While 2016 has been a very good year for him, 2015 wasn’t bad either as Crowe released his debut album, Stars and Promises, which is available on iTunes. Looking ahead, as he prepares to graduate in 2017, Crowe feels positive about his life in music. “I crave the atmosphere that surrounds the music industry – be it live performance or administrative work, or something in between, as long as I’m contributing to music I will be satisfied.”

Crowe says he may even set a goal of 200 live shows in the New Year.

Photo credit: Lana Missen


DC grad awarded by gallery for her creative photography

Durham College (DC) graduate Stephanie Foden has been recognized for finding art from behind the camera.

The 2011 graduate of Media Art and Design’s (MAD) Print and Broadcast Journalism program, has won the Emerging Photographer Award at this year’s Robert McLaughlin Gallery (RMG) Exposed photography exhibition and auction on November 12. The award prize is a solo exhibition at the Oshawa gallery during the Contact Photography Festival in May. She also won the Community Choice Award as voted on by attendees of RMG Exposed.   

Foden said the college’s programs, resources and staff enabled her to explore many facets of media work. “I had some wonderful profs in my first and second years, such as Brian Legree (Journalism) and Gerry Rose (retired, Journalism professor and program coordinator).” She especially credits her third-year broadcast professor, Anna Rodrigues, for inspiring her to progress as a professional. “She’s a very innovative teacher and is always looking for new media and different forms of storytelling,” said Foden.

“With an open mind, I explored each field of journalism. I easily took to photography more than anything else. The ability to rent equipment and explore this possible career option helped my decision.”

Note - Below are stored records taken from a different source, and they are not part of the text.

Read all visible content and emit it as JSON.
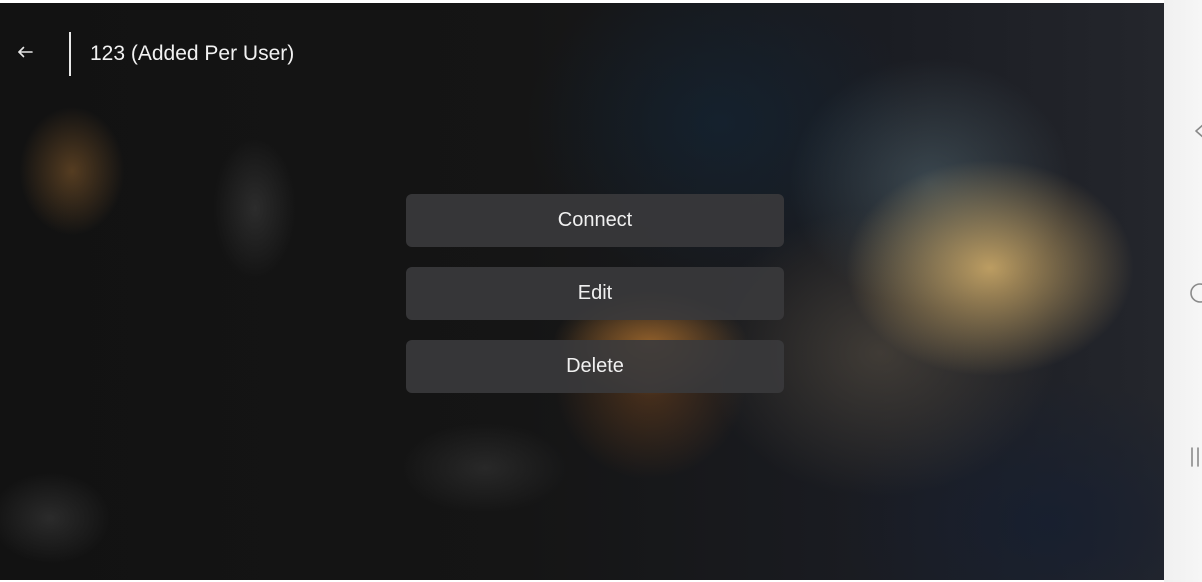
{
  "header": {
    "back_icon": "arrow-left-icon",
    "title": "123 (Added Per User)"
  },
  "menu": {
    "items": [
      {
        "label": "Connect"
      },
      {
        "label": "Edit"
      },
      {
        "label": "Delete"
      }
    ]
  },
  "side_rail": {
    "icons": [
      "back-chevron-icon",
      "home-circle-icon",
      "recent-apps-icon"
    ]
  },
  "colors": {
    "button_bg": "#3a3a3c",
    "text": "#f0f0f0",
    "rail_bg": "#f3f3f3",
    "rail_icon": "#8a8a8a"
  }
}
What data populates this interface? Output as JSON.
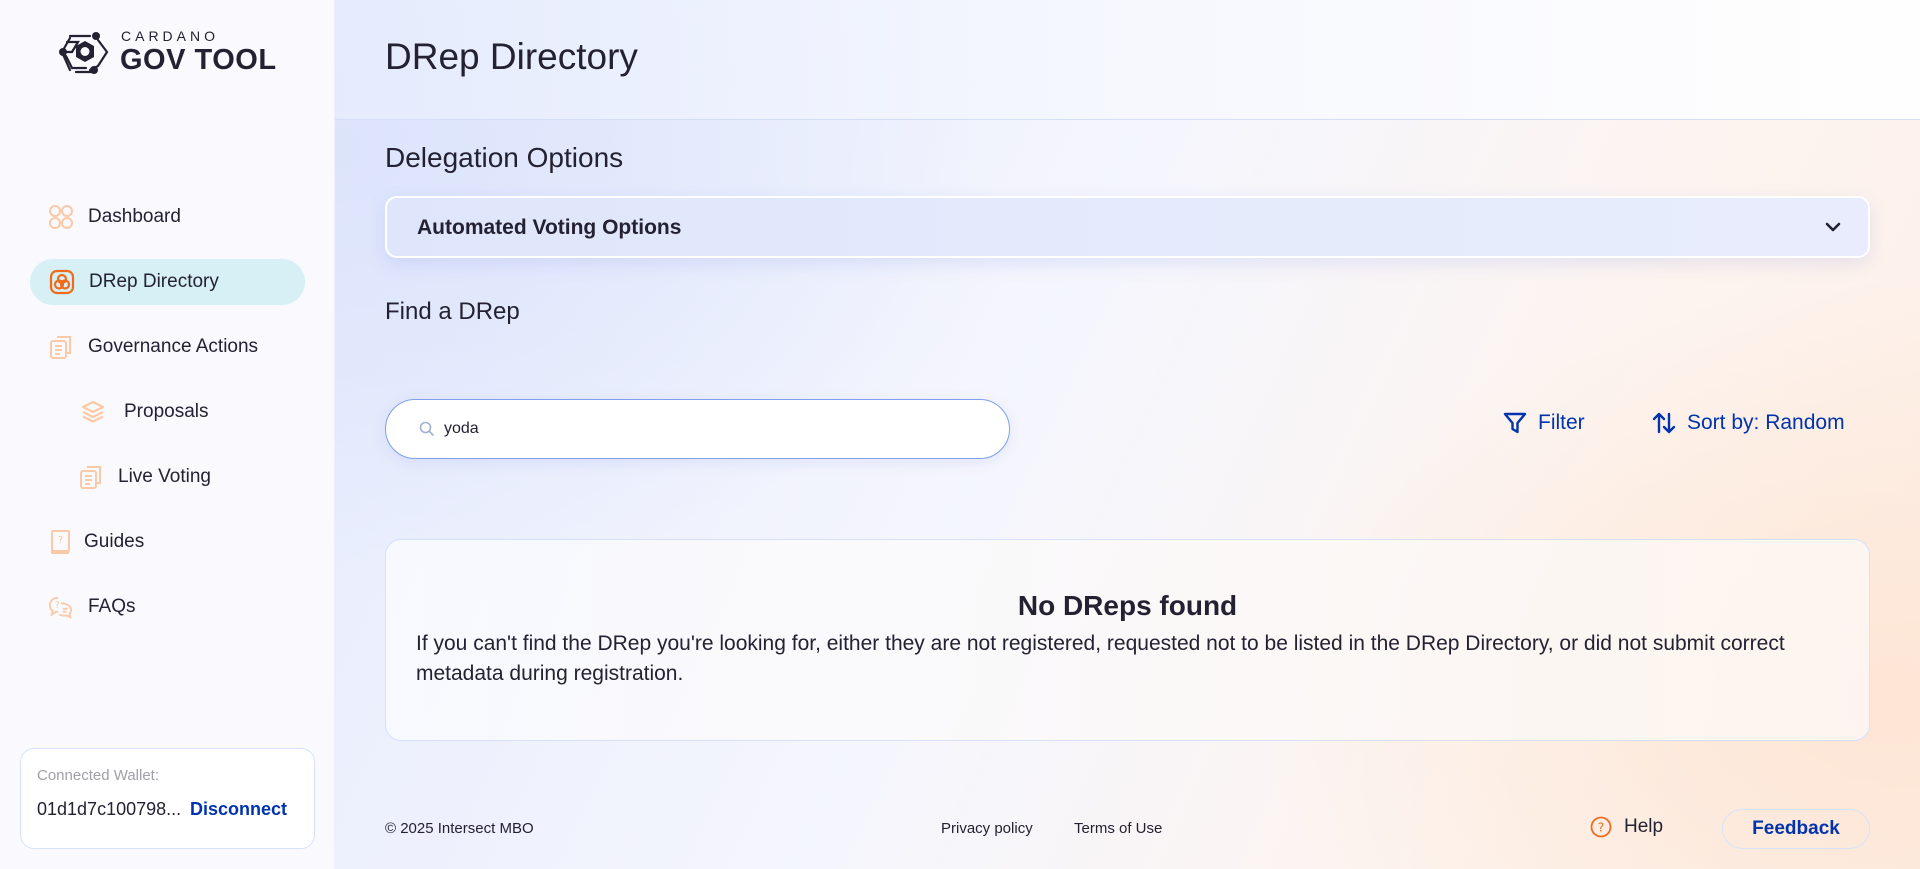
{
  "brand": {
    "small": "CARDANO",
    "big": "GOV TOOL",
    "logo_icon": "hexagon-nut-circuit-icon"
  },
  "sidebar": {
    "items": [
      {
        "label": "Dashboard",
        "icon": "grid-circles-icon",
        "active": false
      },
      {
        "label": "DRep Directory",
        "icon": "drep-circles-icon",
        "active": true
      },
      {
        "label": "Governance Actions",
        "icon": "documents-icon",
        "active": false
      },
      {
        "label": "Proposals",
        "icon": "layers-icon",
        "active": false
      },
      {
        "label": "Live Voting",
        "icon": "documents-icon",
        "active": false
      },
      {
        "label": "Guides",
        "icon": "book-question-icon",
        "active": false
      },
      {
        "label": "FAQs",
        "icon": "chat-question-icon",
        "active": false
      }
    ],
    "wallet": {
      "label": "Connected Wallet:",
      "address": "01d1d7c100798...",
      "disconnect_label": "Disconnect"
    }
  },
  "header": {
    "title": "DRep Directory"
  },
  "delegation": {
    "title": "Delegation Options",
    "accordion_label": "Automated Voting Options",
    "accordion_icon": "chevron-down-icon"
  },
  "find": {
    "title": "Find a DRep",
    "search_value": "yoda",
    "search_icon": "search-icon",
    "filter_label": "Filter",
    "filter_icon": "funnel-icon",
    "sort_label": "Sort by: Random",
    "sort_icon": "sort-arrows-icon"
  },
  "empty_state": {
    "title": "No DReps found",
    "description": "If you can't find the DRep you're looking for, either they are not registered, requested not to be listed in the DRep Directory, or did not submit correct metadata during registration."
  },
  "footer": {
    "copyright": "© 2025 Intersect MBO",
    "privacy": "Privacy policy",
    "terms": "Terms of Use",
    "help": "Help",
    "feedback": "Feedback"
  },
  "colors": {
    "accent_blue": "#0033ad",
    "accent_orange": "#f26b1d",
    "active_nav_bg": "#d6f0f5",
    "text": "#242232"
  }
}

In her third year, she focused on photojournalism learning valuable skills such as blogging, social media and how to integrate different forms of media into her storytelling. “I also learned more about being a documentarian and long-form storytelling, which I enjoy more than anything,” explained Foden, adding that she also enjoyed her college field placement at Canadian Geographic in Ottawa. “They had me working on incredible stories for both the magazine and multimedia for their website. After the internship they sent me on assignment and it was an amazing way to start my career off.”

Following graduation, she was hired as the managing editor of Downtown Oshawa News (DON). DON was developed by Rodrigues with funding from DC’s research and innovation funds as a project-based learning experience for journalism students.

Foden is currently planning her solo exhibition for the RMG in the spring, and is working on a personal project in Brazil. “I hope to continue to progress as a photojournalist, both working on personal work and assignments.”

Her RMG awards are an example of the valuable community relationship the gallery and the college have. “As a former associate dean of MAD and this year’s Chair of RMG Exposed, I was particularly pleased with Stephanie’s award-winning work,” said Charlotte Hale.

DC has been a sponsor of the RMG Exposed event for seven years. Students in the Fine Arts – Advanced program in the School of Media, Art & Design are given memberships and use the gallery for research and exhibitions throughout the year. Students also connect with local young artists, writers, photographers and musicians at RMG Fridays, in which live music, interactive art and social networking occur each month.